■ EXERCISE INPUT:
· · · · · · ·

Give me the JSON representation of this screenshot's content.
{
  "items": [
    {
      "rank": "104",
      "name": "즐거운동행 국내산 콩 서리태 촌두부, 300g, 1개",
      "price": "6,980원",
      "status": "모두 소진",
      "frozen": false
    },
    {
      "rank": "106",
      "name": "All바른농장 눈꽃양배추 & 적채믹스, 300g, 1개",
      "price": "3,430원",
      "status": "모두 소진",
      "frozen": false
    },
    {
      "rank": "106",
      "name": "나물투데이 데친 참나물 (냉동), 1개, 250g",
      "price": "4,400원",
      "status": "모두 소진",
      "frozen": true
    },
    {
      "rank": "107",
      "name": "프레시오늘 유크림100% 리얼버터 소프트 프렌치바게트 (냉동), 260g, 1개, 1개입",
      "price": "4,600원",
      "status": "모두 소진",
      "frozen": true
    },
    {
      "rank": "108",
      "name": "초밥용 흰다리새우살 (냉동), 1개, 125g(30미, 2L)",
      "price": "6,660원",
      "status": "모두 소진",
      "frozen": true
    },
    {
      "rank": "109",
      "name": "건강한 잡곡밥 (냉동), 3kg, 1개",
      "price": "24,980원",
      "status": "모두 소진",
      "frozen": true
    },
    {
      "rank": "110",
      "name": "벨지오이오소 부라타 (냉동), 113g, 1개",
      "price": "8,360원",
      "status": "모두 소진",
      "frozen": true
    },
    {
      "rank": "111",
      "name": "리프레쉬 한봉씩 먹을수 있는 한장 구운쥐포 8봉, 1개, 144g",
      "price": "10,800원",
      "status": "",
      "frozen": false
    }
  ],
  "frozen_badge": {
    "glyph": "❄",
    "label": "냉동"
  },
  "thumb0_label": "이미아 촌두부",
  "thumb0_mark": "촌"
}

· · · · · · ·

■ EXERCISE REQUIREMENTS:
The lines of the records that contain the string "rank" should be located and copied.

■ SOLUTION:
      "rank": "104",
      "rank": "106",
      "rank": "106",
      "rank": "107",
      "rank": "108",
      "rank": "109",
      "rank": "110",
      "rank": "111",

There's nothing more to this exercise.